Coach Robert Smith, an alumnus of Simeon High School in Chicago, has coached basketball for 20 years and has been the head coach of his alma mater for the past 14 years. Over the course of these 14 years, two NBA players, Derrick Rose and Jabari Parker have come from his ranks. We spoke with Smith recently about the sixth annual Chicago Elite Classic, a tournament he helped to create, the values that he feels are most important to instill in his players and what it means to be a Black coach.
What does it mean to be a coach?
Its more of me mentoring. We help these young men to become men. Many of the young men I coach do have 2 parent homes, but when I was going here it was just me and my mother. Coach Hammerick raised us to be men. We still do this. The kids nowadays like to hear these lessons from other people versus hearing it from home all the time. We help them to become men and mentor them when it comes to life skills. It’s not all about basketball. During the Chicago League Classic, we have a workshop that has to do with financial literacy, building your own brand. We build on the stuff that they will encounter after basketball. That’s what makes coaching so worth it because we can teach these young men the value of these things at a young age.
What would you say is the most important value you must instill in your players?
Just being positive people, going to school [and] getting good grades. We let them know that the ball is going to stop bouncing at some point. We teach them to be productive citizens and to go to college and get their degree and be able to take care of their families. We let them know that everybody is not going to be a professional basketball player but there are ways to make money doing other things. My motto is “don’t let basketball use you, you use it.”
What types of challenges exist in what you do?
A lot of it has to do with the community. These young Black men are being stereotyped and the violence in Chicago is so huge right now that the challenge is just keeping them safe and keeping their heads straight. The group of guys that I coach this year has been some great kids. I’ve been so blessed to be around them every day.
Who would you say is the most successful player you have coached and what made them different?
That’s a hard question to answer because I’ve been around some great kids. Of course, I have to say Derrick Rose and Jabari Parker because they both went to the pros. But to be honest, it’s just too hard to pick one.
How does it feel when you see one of the players you have coached go pro.
It just reflects the hard work and dedication they put in. I have a little bit more glory when they get their college degree.
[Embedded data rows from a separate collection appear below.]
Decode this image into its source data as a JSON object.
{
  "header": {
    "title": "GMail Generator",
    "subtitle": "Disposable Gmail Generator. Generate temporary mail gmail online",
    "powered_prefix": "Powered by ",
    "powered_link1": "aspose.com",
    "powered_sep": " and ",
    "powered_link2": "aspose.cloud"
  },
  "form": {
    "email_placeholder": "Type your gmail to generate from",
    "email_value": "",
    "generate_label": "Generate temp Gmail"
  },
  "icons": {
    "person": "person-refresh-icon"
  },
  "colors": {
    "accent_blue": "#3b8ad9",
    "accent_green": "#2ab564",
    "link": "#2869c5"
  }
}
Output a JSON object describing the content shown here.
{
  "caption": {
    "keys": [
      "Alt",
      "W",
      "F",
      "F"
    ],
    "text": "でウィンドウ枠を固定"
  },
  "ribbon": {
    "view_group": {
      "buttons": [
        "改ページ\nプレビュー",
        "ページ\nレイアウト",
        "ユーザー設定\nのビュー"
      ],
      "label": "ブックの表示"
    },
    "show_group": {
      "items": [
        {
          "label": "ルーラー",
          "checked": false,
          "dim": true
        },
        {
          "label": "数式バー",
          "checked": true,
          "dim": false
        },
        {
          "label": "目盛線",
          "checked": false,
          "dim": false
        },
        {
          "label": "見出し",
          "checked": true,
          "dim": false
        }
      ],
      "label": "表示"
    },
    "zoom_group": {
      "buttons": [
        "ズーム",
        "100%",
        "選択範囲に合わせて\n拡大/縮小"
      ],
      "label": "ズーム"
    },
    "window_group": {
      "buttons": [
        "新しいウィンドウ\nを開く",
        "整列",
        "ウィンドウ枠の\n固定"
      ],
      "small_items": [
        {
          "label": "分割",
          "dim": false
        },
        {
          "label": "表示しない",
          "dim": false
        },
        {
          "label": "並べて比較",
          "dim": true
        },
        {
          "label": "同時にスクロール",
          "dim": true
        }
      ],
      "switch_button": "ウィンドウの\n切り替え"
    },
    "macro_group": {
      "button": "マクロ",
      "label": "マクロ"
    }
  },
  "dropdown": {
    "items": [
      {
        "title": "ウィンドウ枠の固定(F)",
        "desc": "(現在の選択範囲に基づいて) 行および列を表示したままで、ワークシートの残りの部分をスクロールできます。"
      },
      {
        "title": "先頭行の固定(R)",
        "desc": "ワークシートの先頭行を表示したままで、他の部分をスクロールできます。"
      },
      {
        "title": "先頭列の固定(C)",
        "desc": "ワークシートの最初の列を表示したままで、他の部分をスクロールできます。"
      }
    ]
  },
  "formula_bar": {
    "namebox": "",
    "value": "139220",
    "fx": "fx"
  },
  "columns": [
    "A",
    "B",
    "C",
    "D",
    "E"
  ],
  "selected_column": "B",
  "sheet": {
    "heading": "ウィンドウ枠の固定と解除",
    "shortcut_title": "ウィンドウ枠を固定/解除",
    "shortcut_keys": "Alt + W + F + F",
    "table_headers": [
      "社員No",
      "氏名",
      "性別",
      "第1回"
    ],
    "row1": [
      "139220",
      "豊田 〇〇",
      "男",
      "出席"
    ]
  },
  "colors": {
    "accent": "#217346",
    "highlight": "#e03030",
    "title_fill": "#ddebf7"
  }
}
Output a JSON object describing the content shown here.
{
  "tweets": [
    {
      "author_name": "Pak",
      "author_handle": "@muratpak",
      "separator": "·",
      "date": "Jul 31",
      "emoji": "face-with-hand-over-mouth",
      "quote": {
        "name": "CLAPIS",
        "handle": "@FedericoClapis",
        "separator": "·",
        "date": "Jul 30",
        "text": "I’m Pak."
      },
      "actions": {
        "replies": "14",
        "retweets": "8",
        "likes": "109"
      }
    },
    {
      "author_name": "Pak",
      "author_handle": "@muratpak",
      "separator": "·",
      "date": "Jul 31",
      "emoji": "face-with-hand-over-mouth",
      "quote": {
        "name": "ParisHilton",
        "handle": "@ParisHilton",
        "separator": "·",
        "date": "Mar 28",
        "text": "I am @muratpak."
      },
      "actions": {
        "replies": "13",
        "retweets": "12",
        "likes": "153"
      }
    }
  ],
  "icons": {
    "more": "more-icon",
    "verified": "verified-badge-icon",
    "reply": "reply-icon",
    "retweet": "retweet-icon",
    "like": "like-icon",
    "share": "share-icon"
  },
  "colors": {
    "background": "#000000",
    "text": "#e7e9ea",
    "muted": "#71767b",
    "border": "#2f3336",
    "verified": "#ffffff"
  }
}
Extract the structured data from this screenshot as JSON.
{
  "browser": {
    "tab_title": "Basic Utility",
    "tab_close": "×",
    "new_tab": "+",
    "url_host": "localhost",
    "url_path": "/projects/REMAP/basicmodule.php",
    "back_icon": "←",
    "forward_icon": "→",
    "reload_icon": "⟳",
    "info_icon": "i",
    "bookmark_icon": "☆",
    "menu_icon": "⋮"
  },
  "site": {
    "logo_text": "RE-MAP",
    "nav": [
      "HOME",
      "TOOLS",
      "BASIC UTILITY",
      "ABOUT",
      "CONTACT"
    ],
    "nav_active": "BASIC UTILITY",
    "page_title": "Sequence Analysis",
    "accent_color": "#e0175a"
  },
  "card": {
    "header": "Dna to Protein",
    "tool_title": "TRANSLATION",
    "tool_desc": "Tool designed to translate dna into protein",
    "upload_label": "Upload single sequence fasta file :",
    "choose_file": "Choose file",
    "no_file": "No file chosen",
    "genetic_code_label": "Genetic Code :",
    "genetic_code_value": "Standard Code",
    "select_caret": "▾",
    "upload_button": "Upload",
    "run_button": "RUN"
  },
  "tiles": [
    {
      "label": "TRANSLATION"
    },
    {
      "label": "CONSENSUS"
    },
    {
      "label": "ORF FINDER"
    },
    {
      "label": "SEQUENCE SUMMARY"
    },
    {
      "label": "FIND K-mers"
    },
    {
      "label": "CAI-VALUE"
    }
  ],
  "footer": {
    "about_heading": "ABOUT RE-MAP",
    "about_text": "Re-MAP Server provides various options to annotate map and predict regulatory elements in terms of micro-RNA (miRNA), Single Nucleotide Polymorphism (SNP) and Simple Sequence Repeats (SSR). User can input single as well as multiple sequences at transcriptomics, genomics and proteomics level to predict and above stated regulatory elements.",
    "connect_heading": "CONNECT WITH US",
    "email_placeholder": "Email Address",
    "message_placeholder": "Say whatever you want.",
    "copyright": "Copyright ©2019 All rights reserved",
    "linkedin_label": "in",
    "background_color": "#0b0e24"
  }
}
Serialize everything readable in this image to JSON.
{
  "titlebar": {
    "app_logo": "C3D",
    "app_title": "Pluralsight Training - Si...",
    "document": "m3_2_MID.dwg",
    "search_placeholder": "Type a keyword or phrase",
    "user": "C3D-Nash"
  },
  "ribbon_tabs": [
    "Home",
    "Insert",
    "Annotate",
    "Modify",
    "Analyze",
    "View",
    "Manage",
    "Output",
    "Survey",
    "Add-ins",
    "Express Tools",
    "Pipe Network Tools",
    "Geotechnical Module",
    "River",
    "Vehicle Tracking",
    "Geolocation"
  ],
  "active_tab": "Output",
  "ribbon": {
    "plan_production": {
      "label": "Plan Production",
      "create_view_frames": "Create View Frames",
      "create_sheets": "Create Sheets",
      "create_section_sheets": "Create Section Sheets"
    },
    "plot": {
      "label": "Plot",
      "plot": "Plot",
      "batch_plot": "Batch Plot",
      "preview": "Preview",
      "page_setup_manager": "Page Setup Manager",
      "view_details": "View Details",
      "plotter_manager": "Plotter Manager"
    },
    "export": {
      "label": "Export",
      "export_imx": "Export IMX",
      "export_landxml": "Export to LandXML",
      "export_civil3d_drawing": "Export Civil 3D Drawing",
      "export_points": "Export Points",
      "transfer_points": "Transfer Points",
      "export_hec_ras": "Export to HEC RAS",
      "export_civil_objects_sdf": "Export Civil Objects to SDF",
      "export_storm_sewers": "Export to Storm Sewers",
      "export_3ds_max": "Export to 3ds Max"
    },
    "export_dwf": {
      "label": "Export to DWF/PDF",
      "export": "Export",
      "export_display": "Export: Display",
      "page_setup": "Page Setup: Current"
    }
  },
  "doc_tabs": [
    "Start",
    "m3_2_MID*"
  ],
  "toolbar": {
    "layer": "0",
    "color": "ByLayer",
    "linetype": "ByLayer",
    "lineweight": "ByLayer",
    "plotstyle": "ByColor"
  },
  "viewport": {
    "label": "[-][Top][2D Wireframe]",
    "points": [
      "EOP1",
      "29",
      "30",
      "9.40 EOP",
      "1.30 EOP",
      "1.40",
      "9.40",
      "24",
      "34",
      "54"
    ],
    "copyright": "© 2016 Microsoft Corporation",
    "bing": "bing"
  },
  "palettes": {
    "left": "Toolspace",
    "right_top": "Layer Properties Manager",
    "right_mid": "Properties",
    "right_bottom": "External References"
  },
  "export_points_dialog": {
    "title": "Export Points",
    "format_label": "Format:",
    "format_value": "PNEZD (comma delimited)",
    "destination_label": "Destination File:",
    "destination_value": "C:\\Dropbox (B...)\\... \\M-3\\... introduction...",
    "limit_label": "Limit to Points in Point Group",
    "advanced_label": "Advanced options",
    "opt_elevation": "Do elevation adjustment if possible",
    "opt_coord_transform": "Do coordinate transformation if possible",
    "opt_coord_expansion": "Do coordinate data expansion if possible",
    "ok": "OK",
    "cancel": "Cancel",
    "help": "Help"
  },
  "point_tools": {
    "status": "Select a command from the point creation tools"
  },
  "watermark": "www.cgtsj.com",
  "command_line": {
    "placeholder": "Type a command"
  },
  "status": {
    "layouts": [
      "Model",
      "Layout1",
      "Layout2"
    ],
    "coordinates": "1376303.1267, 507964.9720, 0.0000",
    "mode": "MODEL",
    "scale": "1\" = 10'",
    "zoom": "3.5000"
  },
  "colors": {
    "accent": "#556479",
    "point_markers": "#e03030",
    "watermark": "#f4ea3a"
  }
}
That’s a little more gratifying than them being professional athletes, because God gave them that gift. Being able to go to college and do the things that need to be done to become successful is always a different avenue.
Why are athletics important in a student’s life?
It’s key. It builds togetherness. It has you work with other people. It fosters competition. It just brings so much out you. I still use basketball in my everyday life. I’m a competitor. I want to outwork the next person. It teaches them about being on time. There are so many things that being an athlete can help.
The 6th Annual Chicago Elite Classic is coming up in December, what makes this event special to you?
The biggest thing is that we get to showcase Chicago. Coach Slaughter and myself would attend these other tournaments outside the city and realized we could do this for Chicago. We get to showcase Chicago for what it’s really worth, not just for what people see on TV. We get to show them our beautiful downtown and businesses. We are grateful to our staff because they really are the ones that make this thing go. They are top notch. Knowing that they are volunteers means a lot. They had kids who attended these Chicago public schools. They could have moved on when their children graduated but they didn’t and we are grateful for them. The classic is just something that was needed and it happened at the right time. People are looking forward to this Classic. We are working to make it one of the premier tournaments in the country.
Talk about the challenges of being a Black coach.
It’s kind of hard. These young men need a voice and a role model that they can look up to. They don’t understand that at the beginning and don’t know that a lot of times we can help them be something that they didn’t know that they could be. Once they leave and graduate they always come back and say thanks. They understand what we were doing for them. Most times they don’t get it until they leave. That’s challenging in itself. These kids are great, I love being around them and I can stay in this gym with them all day. They want so much knowledge and they are really good kids.
What encouraging words do you have for the student-athlete who has experienced some setbacks?
Keep pushing. We are dealing with a young man right now, who is dealing with some mental illness, but he’s at school every day and he is working his butt off. It’s good for me to see something like that because it opens up our eyes. His teammates are pushing for him every day. We want him back on the court as soon as possible. When he is ready to play he will be back and as a team we really need him back on the court. We don’t want to pressure him; we want him to move at his own pace. So keep pushing.
This year’s Chicago Elite Classic wull be held Dec. 1–2 at the UIC Pavilion.